Here is what leaders are saying about bills the Governor is signing to provide support for community-based programs that improve behavioral health outcomes for children, youth, and families across the state (HB22-1281):
“One of the main goals of the Behavioral Health Administration is to co-create a people-first behavioral health system that is available to all Coloradans. These grant programs will allow communities and regions to fund new services or programs and expand existing ones. The funds will also help our workforce, ultimately strengthening our safety net. This program is critical to the BHA’s efforts to reimagine behavioral health care in our state so that we can meet individual and community needs,” said Dr. Morgan Medlock, State Behavioral Health Administration Commissioner.
“The National Alliance on Mental Illness applauds HB22-1281 for its focus on equity and inclusion. This grant program creates new partnership potential in every corner of the State to leverage dollars into meaningful, measurable access to behavioral health,” said Ray Merenstein, Executive Director of the National Alliance on Mental Health.
At Fort Logan, Gov. Polis signed into law expanded access to inpatient and residential treatment options (HB22-1303) for Coloradans seeking behavioral health care. Here’s what leaders are saying:

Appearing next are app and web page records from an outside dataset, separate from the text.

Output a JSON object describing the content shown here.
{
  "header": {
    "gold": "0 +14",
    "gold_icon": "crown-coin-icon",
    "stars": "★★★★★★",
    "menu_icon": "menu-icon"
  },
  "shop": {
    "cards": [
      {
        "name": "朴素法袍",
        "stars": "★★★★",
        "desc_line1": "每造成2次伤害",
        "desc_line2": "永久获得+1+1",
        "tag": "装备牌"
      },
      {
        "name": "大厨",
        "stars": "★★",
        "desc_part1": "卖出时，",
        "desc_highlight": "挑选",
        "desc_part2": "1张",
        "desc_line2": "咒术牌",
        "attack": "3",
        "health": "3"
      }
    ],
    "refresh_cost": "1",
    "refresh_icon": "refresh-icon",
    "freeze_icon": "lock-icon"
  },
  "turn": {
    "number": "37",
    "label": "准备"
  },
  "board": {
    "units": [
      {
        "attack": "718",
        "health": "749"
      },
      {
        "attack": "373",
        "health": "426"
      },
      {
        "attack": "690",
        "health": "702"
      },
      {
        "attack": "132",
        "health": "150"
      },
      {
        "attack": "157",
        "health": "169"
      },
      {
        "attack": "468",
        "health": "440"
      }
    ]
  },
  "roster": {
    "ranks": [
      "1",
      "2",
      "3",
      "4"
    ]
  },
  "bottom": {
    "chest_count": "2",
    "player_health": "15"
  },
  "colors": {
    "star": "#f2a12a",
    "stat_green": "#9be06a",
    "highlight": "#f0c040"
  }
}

“This bill is pivotal in building out a continuum of behavioral health services that meets the needs of all Coloradans. We are using every resource available to us to serve Coloradans, and this bill recognizes that people with serious mental illness need longer-term treatment and stabilization services in their communities. I was incredibly proud to serve as a member of the Behavioral Health Transformational Task Force and am now thrilled to see those hours of debate and conversation turn into real action that benefits real Coloradans,” said Michelle Barnes, Executive Director of the Colorado Department of Human Services.
“My hope is that this is just the beginning of addressing the lack of residential psychiatric beds in Colorado for people who have a serious mental illness,” said Patrice Marqui, Board Member, Larimer County Behavioral Health Technical Advisory Committee (TAC).
“I’m so thankful for the work led by Representative Judy Amabile on this bill in the CO Assembly. It will make a down-payment on the debt that is owed to Coloradans who have suffered for years from lack of life-saving behavioral health services in the midst of a mental health crisis experienced themselves or experienced by a loved one,” said Virginia Gebhardt, Colorado Foundation for Universal Health Care. “Corporate-run health insurance has never provided behavioral health services on par with other medical health services and it never will. The additional behavioral health beds funded by this bill will save lives and will help provide behavioral health services on par with other medical health services, as is required by law. This is a big step toward health care justice for Coloradans.”